For this year's women's Little 500, Kappa Delta edged out Alpha Phi for the pole during March 25 qualifications. Kappa Delta finished the 2005 race in fourth place and Alpha Phi finished sixth. The winner of the 2005 race was Teter Quad with a time of 1:08:18.

The men's race

Thirty-three men's teams take the track on Saturday to compete in the premier intramural collegiate cycling event in the nation -- the 56th running of the men's Little 500.

During March 25 qualifications, the Cutters team claimed the pole for this year's race with Phi Kappa Psi in the second position. Cutters finished seventh in last year's race and Phi Kappa Psi finished sixth. Dodds House won the 2005 race in a time of 2:09:51.

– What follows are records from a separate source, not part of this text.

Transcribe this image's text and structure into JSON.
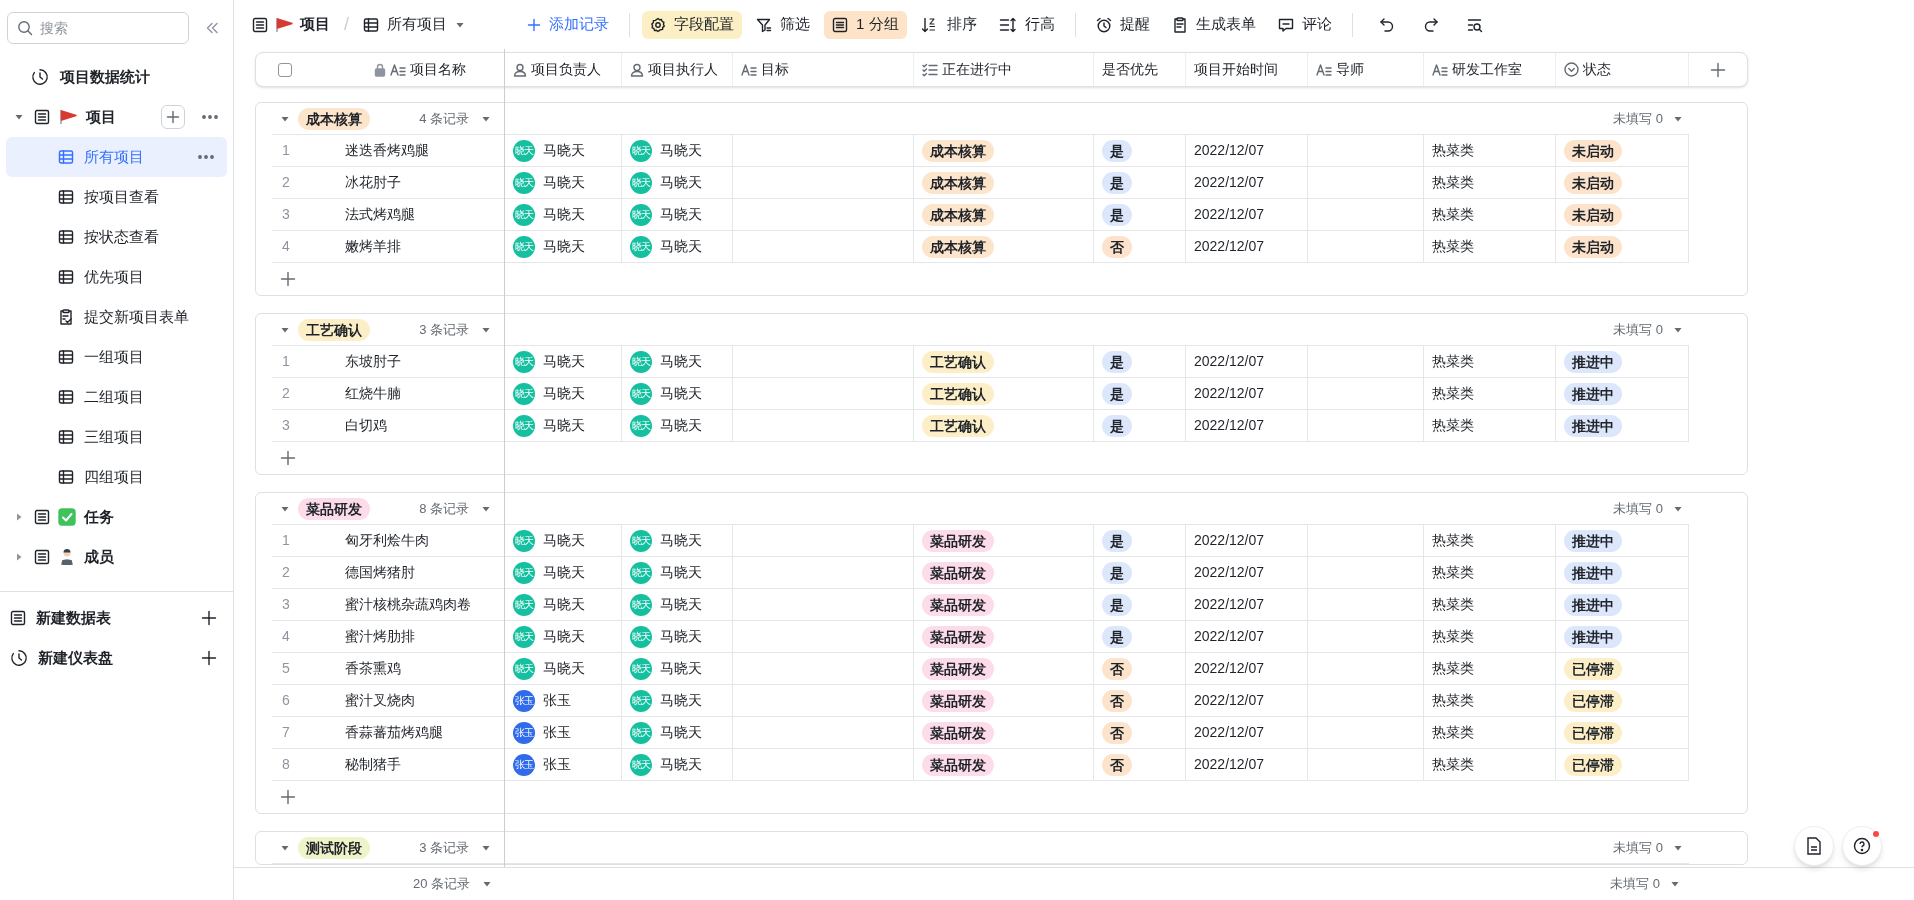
{
  "sidebar": {
    "search": {
      "placeholder": "搜索"
    },
    "items": [
      {
        "kind": "dashboard",
        "label": "项目数据统计"
      },
      {
        "kind": "table",
        "label": "项目",
        "expanded": true,
        "children": [
          {
            "kind": "grid",
            "label": "所有项目",
            "selected": true
          },
          {
            "kind": "grid",
            "label": "按项目查看",
            "selected": false
          },
          {
            "kind": "grid",
            "label": "按状态查看",
            "selected": false
          },
          {
            "kind": "grid",
            "label": "优先项目",
            "selected": false
          },
          {
            "kind": "form",
            "label": "提交新项目表单",
            "selected": false
          },
          {
            "kind": "grid",
            "label": "一组项目",
            "selected": false
          },
          {
            "kind": "grid",
            "label": "二组项目",
            "selected": false
          },
          {
            "kind": "grid",
            "label": "三组项目",
            "selected": false
          },
          {
            "kind": "grid",
            "label": "四组项目",
            "selected": false
          }
        ]
      },
      {
        "kind": "table",
        "label": "任务",
        "expanded": false
      },
      {
        "kind": "table",
        "label": "成员",
        "expanded": false
      }
    ],
    "actions": [
      {
        "kind": "table",
        "label": "新建数据表"
      },
      {
        "kind": "dashboard",
        "label": "新建仪表盘"
      }
    ]
  },
  "toolbar": {
    "breadcrumb": "项目",
    "separator": "/",
    "view": "所有项目",
    "items": [
      {
        "kind": "add",
        "label": "添加记录"
      },
      {
        "kind": "fields",
        "label": "字段配置",
        "color": "#fcefc4"
      },
      {
        "kind": "filter",
        "label": "筛选"
      },
      {
        "kind": "group",
        "label": "1 分组",
        "color": "#fde3c8"
      },
      {
        "kind": "sort",
        "label": "排序"
      },
      {
        "kind": "height",
        "label": "行高"
      },
      {
        "kind": "remind",
        "label": "提醒"
      },
      {
        "kind": "form",
        "label": "生成表单"
      },
      {
        "kind": "comment",
        "label": "评论"
      }
    ]
  },
  "table": {
    "select_all": {
      "checked": false
    },
    "columns": [
      {
        "kind": "primary",
        "label": "项目名称"
      },
      {
        "kind": "person",
        "label": "项目负责人"
      },
      {
        "kind": "person",
        "label": "项目执行人"
      },
      {
        "kind": "text",
        "label": "目标"
      },
      {
        "kind": "list",
        "label": "正在进行中"
      },
      {
        "kind": "plain",
        "label": "是否优先"
      },
      {
        "kind": "plain",
        "label": "项目开始时间"
      },
      {
        "kind": "text",
        "label": "导师"
      },
      {
        "kind": "text",
        "label": "研发工作室"
      },
      {
        "kind": "status",
        "label": "状态"
      }
    ],
    "groups": [
      {
        "label": "成本核算",
        "color": "#fde5cc",
        "count": "4 条记录",
        "unfilled": "未填写 0",
        "rows": [
          {
            "num": "1",
            "name": "迷迭香烤鸡腿",
            "owner": {
              "avatar": "晓天",
              "name": "马晓天",
              "color": "#14c0a0"
            },
            "executor": {
              "avatar": "晓天",
              "name": "马晓天",
              "color": "#14c0a0"
            },
            "stage": {
              "label": "成本核算",
              "color": "#fde5cc"
            },
            "priority": {
              "label": "是",
              "color": "#dde7fb"
            },
            "date": "2022/12/07",
            "studio": "热菜类",
            "status": {
              "label": "未启动",
              "color": "#fde3cc"
            }
          },
          {
            "num": "2",
            "name": "冰花肘子",
            "owner": {
              "avatar": "晓天",
              "name": "马晓天",
              "color": "#14c0a0"
            },
            "executor": {
              "avatar": "晓天",
              "name": "马晓天",
              "color": "#14c0a0"
            },
            "stage": {
              "label": "成本核算",
              "color": "#fde5cc"
            },
            "priority": {
              "label": "是",
              "color": "#dde7fb"
            },
            "date": "2022/12/07",
            "studio": "热菜类",
            "status": {
              "label": "未启动",
              "color": "#fde3cc"
            }
          },
          {
            "num": "3",
            "name": "法式烤鸡腿",
            "owner": {
              "avatar": "晓天",
              "name": "马晓天",
              "color": "#14c0a0"
            },
            "executor": {
              "avatar": "晓天",
              "name": "马晓天",
              "color": "#14c0a0"
            },
            "stage": {
              "label": "成本核算",
              "color": "#fde5cc"
            },
            "priority": {
              "label": "是",
              "color": "#dde7fb"
            },
            "date": "2022/12/07",
            "studio": "热菜类",
            "status": {
              "label": "未启动",
              "color": "#fde3cc"
            }
          },
          {
            "num": "4",
            "name": "嫩烤羊排",
            "owner": {
              "avatar": "晓天",
              "name": "马晓天",
              "color": "#14c0a0"
            },
            "executor": {
              "avatar": "晓天",
              "name": "马晓天",
              "color": "#14c0a0"
            },
            "stage": {
              "label": "成本核算",
              "color": "#fde5cc"
            },
            "priority": {
              "label": "否",
              "color": "#fde3cc"
            },
            "date": "2022/12/07",
            "studio": "热菜类",
            "status": {
              "label": "未启动",
              "color": "#fde3cc"
            }
          }
        ]
      },
      {
        "label": "工艺确认",
        "color": "#fcefc7",
        "count": "3 条记录",
        "unfilled": "未填写 0",
        "rows": [
          {
            "num": "1",
            "name": "东坡肘子",
            "owner": {
              "avatar": "晓天",
              "name": "马晓天",
              "color": "#14c0a0"
            },
            "executor": {
              "avatar": "晓天",
              "name": "马晓天",
              "color": "#14c0a0"
            },
            "stage": {
              "label": "工艺确认",
              "color": "#fcefc7"
            },
            "priority": {
              "label": "是",
              "color": "#dde7fb"
            },
            "date": "2022/12/07",
            "studio": "热菜类",
            "status": {
              "label": "推进中",
              "color": "#dde7fb"
            }
          },
          {
            "num": "2",
            "name": "红烧牛腩",
            "owner": {
              "avatar": "晓天",
              "name": "马晓天",
              "color": "#14c0a0"
            },
            "executor": {
              "avatar": "晓天",
              "name": "马晓天",
              "color": "#14c0a0"
            },
            "stage": {
              "label": "工艺确认",
              "color": "#fcefc7"
            },
            "priority": {
              "label": "是",
              "color": "#dde7fb"
            },
            "date": "2022/12/07",
            "studio": "热菜类",
            "status": {
              "label": "推进中",
              "color": "#dde7fb"
            }
          },
          {
            "num": "3",
            "name": "白切鸡",
            "owner": {
              "avatar": "晓天",
              "name": "马晓天",
              "color": "#14c0a0"
            },
            "executor": {
              "avatar": "晓天",
              "name": "马晓天",
              "color": "#14c0a0"
            },
            "stage": {
              "label": "工艺确认",
              "color": "#fcefc7"
            },
            "priority": {
              "label": "是",
              "color": "#dde7fb"
            },
            "date": "2022/12/07",
            "studio": "热菜类",
            "status": {
              "label": "推进中",
              "color": "#dde7fb"
            }
          }
        ]
      },
      {
        "label": "菜品研发",
        "color": "#fddcea",
        "count": "8 条记录",
        "unfilled": "未填写 0",
        "rows": [
          {
            "num": "1",
            "name": "匈牙利烩牛肉",
            "owner": {
              "avatar": "晓天",
              "name": "马晓天",
              "color": "#14c0a0"
            },
            "executor": {
              "avatar": "晓天",
              "name": "马晓天",
              "color": "#14c0a0"
            },
            "stage": {
              "label": "菜品研发",
              "color": "#fddcea"
            },
            "priority": {
              "label": "是",
              "color": "#dde7fb"
            },
            "date": "2022/12/07",
            "studio": "热菜类",
            "status": {
              "label": "推进中",
              "color": "#dde7fb"
            }
          },
          {
            "num": "2",
            "name": "德国烤猪肘",
            "owner": {
              "avatar": "晓天",
              "name": "马晓天",
              "color": "#14c0a0"
            },
            "executor": {
              "avatar": "晓天",
              "name": "马晓天",
              "color": "#14c0a0"
            },
            "stage": {
              "label": "菜品研发",
              "color": "#fddcea"
            },
            "priority": {
              "label": "是",
              "color": "#dde7fb"
            },
            "date": "2022/12/07",
            "studio": "热菜类",
            "status": {
              "label": "推进中",
              "color": "#dde7fb"
            }
          },
          {
            "num": "3",
            "name": "蜜汁核桃杂蔬鸡肉卷",
            "owner": {
              "avatar": "晓天",
              "name": "马晓天",
              "color": "#14c0a0"
            },
            "executor": {
              "avatar": "晓天",
              "name": "马晓天",
              "color": "#14c0a0"
            },
            "stage": {
              "label": "菜品研发",
              "color": "#fddcea"
            },
            "priority": {
              "label": "是",
              "color": "#dde7fb"
            },
            "date": "2022/12/07",
            "studio": "热菜类",
            "status": {
              "label": "推进中",
              "color": "#dde7fb"
            }
          },
          {
            "num": "4",
            "name": "蜜汁烤肋排",
            "owner": {
              "avatar": "晓天",
              "name": "马晓天",
              "color": "#14c0a0"
            },
            "executor": {
              "avatar": "晓天",
              "name": "马晓天",
              "color": "#14c0a0"
            },
            "stage": {
              "label": "菜品研发",
              "color": "#fddcea"
            },
            "priority": {
              "label": "是",
              "color": "#dde7fb"
            },
            "date": "2022/12/07",
            "studio": "热菜类",
            "status": {
              "label": "推进中",
              "color": "#dde7fb"
            }
          },
          {
            "num": "5",
            "name": "香茶熏鸡",
            "owner": {
              "avatar": "晓天",
              "name": "马晓天",
              "color": "#14c0a0"
            },
            "executor": {
              "avatar": "晓天",
              "name": "马晓天",
              "color": "#14c0a0"
            },
            "stage": {
              "label": "菜品研发",
              "color": "#fddcea"
            },
            "priority": {
              "label": "否",
              "color": "#fde3cc"
            },
            "date": "2022/12/07",
            "studio": "热菜类",
            "status": {
              "label": "已停滞",
              "color": "#fcefc7"
            }
          },
          {
            "num": "6",
            "name": "蜜汁叉烧肉",
            "owner": {
              "avatar": "张玉",
              "name": "张玉",
              "color": "#2f6bea"
            },
            "executor": {
              "avatar": "晓天",
              "name": "马晓天",
              "color": "#14c0a0"
            },
            "stage": {
              "label": "菜品研发",
              "color": "#fddcea"
            },
            "priority": {
              "label": "否",
              "color": "#fde3cc"
            },
            "date": "2022/12/07",
            "studio": "热菜类",
            "status": {
              "label": "已停滞",
              "color": "#fcefc7"
            }
          },
          {
            "num": "7",
            "name": "香蒜蕃茄烤鸡腿",
            "owner": {
              "avatar": "张玉",
              "name": "张玉",
              "color": "#2f6bea"
            },
            "executor": {
              "avatar": "晓天",
              "name": "马晓天",
              "color": "#14c0a0"
            },
            "stage": {
              "label": "菜品研发",
              "color": "#fddcea"
            },
            "priority": {
              "label": "否",
              "color": "#fde3cc"
            },
            "date": "2022/12/07",
            "studio": "热菜类",
            "status": {
              "label": "已停滞",
              "color": "#fcefc7"
            }
          },
          {
            "num": "8",
            "name": "秘制猪手",
            "owner": {
              "avatar": "张玉",
              "name": "张玉",
              "color": "#2f6bea"
            },
            "executor": {
              "avatar": "晓天",
              "name": "马晓天",
              "color": "#14c0a0"
            },
            "stage": {
              "label": "菜品研发",
              "color": "#fddcea"
            },
            "priority": {
              "label": "否",
              "color": "#fde3cc"
            },
            "date": "2022/12/07",
            "studio": "热菜类",
            "status": {
              "label": "已停滞",
              "color": "#fcefc7"
            }
          }
        ]
      },
      {
        "label": "测试阶段",
        "color": "#eef4c8",
        "count": "3 条记录",
        "unfilled": "未填写 0"
      }
    ]
  },
  "footer": {
    "count": "20 条记录",
    "unfilled": "未填写 0"
  }
}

Once again, both races will be presented nationally in high-definition television by HDNet. A hour-long highlights show will be presented at 1:30 p.m. on Sunday, April 23, on WISH-TV Channel 8 in Indianapolis.

History

The Little 500 bicycle race began in 1951 as a way to raise scholarship money for working students. To date, the event has raised over $1 million for working students. The race also has been the subject of an Academy Award-winning film, Breaking Away, and numerous news reports, magazine features and sports broadcasts.

The late Howard S. "Howdy" Wilcox, whose father won the Indianapolis 500 in 1919, started the event after he saw an informal bicycle race involving students racing around a dormitory, with several women leaning out of windows and cheering them on. Wilcox approached IU Student Foundation administrators and proposed the Little 500 as a means of raising scholarship money for students working their way through college.

Tickets

Tickets for Little 500 races are $20 for adults and $5 for children aged 12 and under. Single-event adult tickets are $10 for the women's race and $15 for the men's race. They are available through Ticketmaster.com, at all Ticketmaster locations -- including the IU Auditorium Box Office -- and the Indiana Memorial Union Student Activities Desk. Go to http://www.iusf.org for more information.